Polish filmmaker Krzysztof Kieślowski revisited: Camera Buff (1979)

Films of the late Polish director and screenwriter Krzysztof Kieślowski (1941-1996) have recently become available on Netflix and other online formats, allowing a wider audience to become familiar with his work.

Kieślowski’s career began in the 1970s under Polish Stalinism and continued for a few years after the collapse of that regime (he officially retired from filmmaking in 1994, two years before his death during surgery after a heart attack). There are issues and problems associated with both periods—“before” and “after”—of Kieślowski’s work. However, particularly in his earlier works, one finds a sincere attempt to portray social reality. An obvious desire to treat life seriously and humanely is at work there.

This reviewer had the opportunity to watch the director’s 1979 Camera Buff, an endearing work that still resonates today.

In Camera Buff (“Amator” in Polish, literally, “Amateur”), Filip (Jerzy Stuhr), a working-class resident of a small rural Polish town, saves enough money to buy an 8mm camera while expecting the birth of his first child. As a new father, he is eager to document his infant’s progress. The film project quickly turns into something bigger after he is asked by a local party official to shoot his firm’s 25th anniversary celebrations.

The directors of the factory, making use of the existence of a newly created film club, arrange a budget for his efforts and Filip is able to procure film, a tripod and editing equipment. He makes an effort to portray the political and social reality of a local bureaucratic elite in charge of the biggest industrial complex in town.

Although overwhelmed by the task at first, Filip soon throws himself into this new undertaking with an amateur’s passion for the medium.

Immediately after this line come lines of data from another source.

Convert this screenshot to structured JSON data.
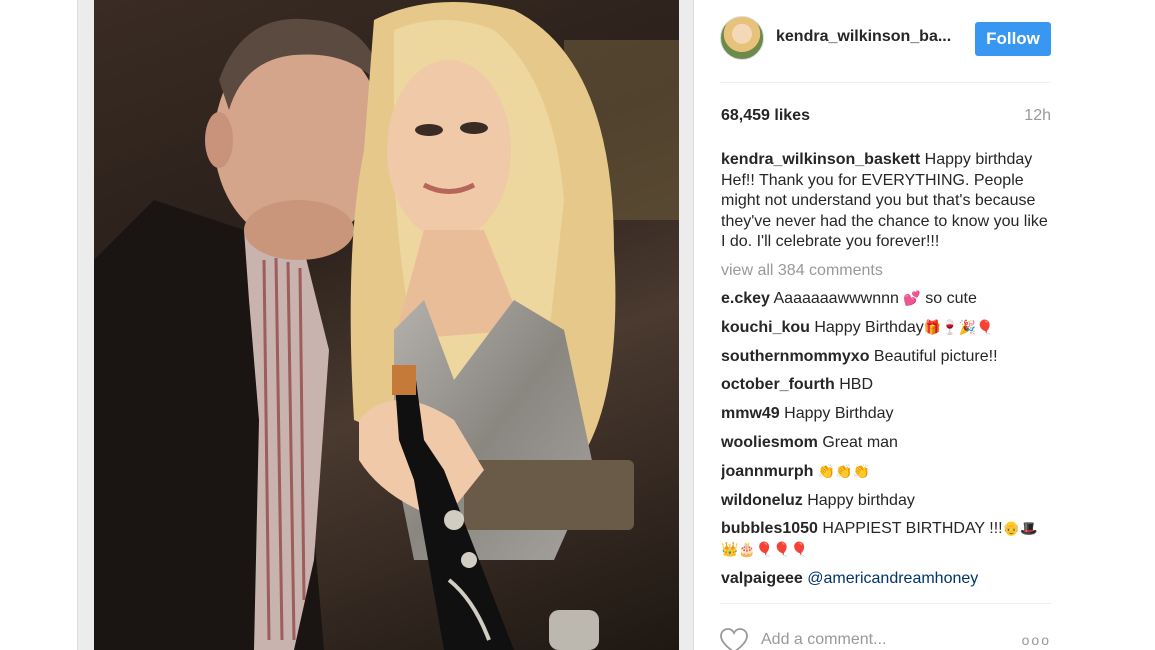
{
  "post": {
    "username_short": "kendra_wilkinson_ba...",
    "follow_label": "Follow",
    "likes": "68,459 likes",
    "time": "12h",
    "caption_user": "kendra_wilkinson_baskett",
    "caption_text": " Happy birthday Hef!! Thank you for EVERYTHING. People might not understand you but that's because they've never had the chance to know you like I do. I'll celebrate you forever!!!",
    "view_all": "view all 384 comments",
    "comments": [
      {
        "user": "e.ckey",
        "text": " Aaaaaaawwwnnn ",
        "emoji": "💕",
        "tail": " so cute"
      },
      {
        "user": "kouchi_kou",
        "text": " Happy Birthday",
        "emoji": "🎁🍷🎉🎈",
        "tail": ""
      },
      {
        "user": "southernmommyxo",
        "text": " Beautiful picture!!",
        "emoji": "",
        "tail": ""
      },
      {
        "user": "october_fourth",
        "text": " HBD",
        "emoji": "",
        "tail": ""
      },
      {
        "user": "mmw49",
        "text": " Happy Birthday",
        "emoji": "",
        "tail": ""
      },
      {
        "user": "wooliesmom",
        "text": " Great man",
        "emoji": "",
        "tail": ""
      },
      {
        "user": "joannmurph",
        "text": " ",
        "emoji": "👏👏👏",
        "tail": ""
      },
      {
        "user": "wildoneluz",
        "text": " Happy birthday",
        "emoji": "",
        "tail": ""
      },
      {
        "user": "bubbles1050",
        "text": " HAPPIEST BIRTHDAY !!!",
        "emoji": "👴🎩👑🎂🎈🎈🎈",
        "tail": ""
      },
      {
        "user": "valpaigeee",
        "text": " ",
        "emoji": "",
        "tail": "",
        "mention": "@americandreamhoney"
      }
    ],
    "add_comment_placeholder": "Add a comment...",
    "more_label": "ooo"
  },
  "icons": {
    "heart": "heart-icon",
    "more": "more-options-icon"
  },
  "colors": {
    "follow_bg": "#3897f0",
    "muted": "#999999",
    "text": "#262626"
  }
}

Objects that had always passed by unnoticed suddenly become sources of considerable artistic interest. Bleak, grey industrial landscapes viewed through the lens of the camera take on different shapes and meaning, as do pigeons eating bread crumbs; a friend driving a van and saying hello to his mother, who waves at him from their apartment in a tall block; Stalinist dignitaries taking a bathroom break at a board meeting; and entertainers paid behind closed doors after being hired to perform at the anniversary celebrations.

The shorts Filip creates have a great meaning for both those who help create them (the one-person film club soon becomes a busy beehive) and those who are filmed. The images of the van driver’s mother become a priceless possession for her son after her death.

“It is beautiful what you’ve done Filip, very beautiful. I was moved and I had to leave,” says the factory employee who is the main subject of Filip’s documentary “The Worker.”

Filip’s documentary zeal soon gets him into trouble, however, especially as the anniversary celebrations he records were meant precisely to obscure rather than reveal certain social realities.

Nonetheless, Filip continues to document the living conditions of the town’s working class. Little is spared, including images of poorly built furniture, wobbly doorknobs and a patient’s screams due to lack of anesthetic in a hospital.

Filip is threatened with censorship not only by his party bosses, but also by high-level television producers, when he starts winning his first festival awards. This may very well reflect the difficulties Kieślowski himself faced as a filmmaker. In this part of the film in particular, Camera Buff exposes the growth of inequality in Stalinist Poland.

Unfortunately, there are consequences for Filip’s family life as well. His wife Irena (Małgorzata Ząbkowska) doesn’t appreciate the political and personal attention her husband receives and prefers tranquility in her marriage. She threatens to leave if Filip does not abandon his film endeavors.

It is rare to find modern movies that deal honestly with artistic creativity, including the political and social pressures felt by the artist.

Kieślowski was accused by his critics of “shamefaced mysticism,” and indeed introduced spirituality and abstract morality, some of which creeps into Camera Buff, into many of his later films (No End, The Double Life of Veronique, Three Colors). Nevertheless, his first documentaries and features, in this reviewer’s opinion, are genuine examples of socially critical films.

At a time of growing dissident Polish film work, including Andrzej Wajda’s 1977 Man of Marble, Kieslowski was criticized by many, including some of his friends, for “trying to be fair” to the Stalinist regime, especially after Camera Buff won him an award at the 1979 Moscow International Film Festival. “His friends started calling him the balladeer of communist tears,” recalled Kieślowski’s friend and fellow film director Agnieszka Holland.

Another well-known Polish filmmaker, Krzysztof Zanussi, appears in Camera Buff, playing himself and visiting small town amateur film clubs. In fact, Zanussi made himself readily accessible to working-class people.

The WSWS commented on Kieślowski in 2002: “Kieślowski was able, as were a number of Soviet and east European filmmakers, to summon up a degree of honesty and artistic integrity, and humanity, in the face of Stalinism’s corruption and tyranny. The bureaucracy’s collapse, however, revealed the severe limitations of his outlook. His last films (Veronique, the Colors) are cold, abstract and tedious.” Those “severe limitations” have also made themselves felt in the work of Wajda, now a ferocious anticommunist, Holland and the other, older Polish filmmakers.

Read more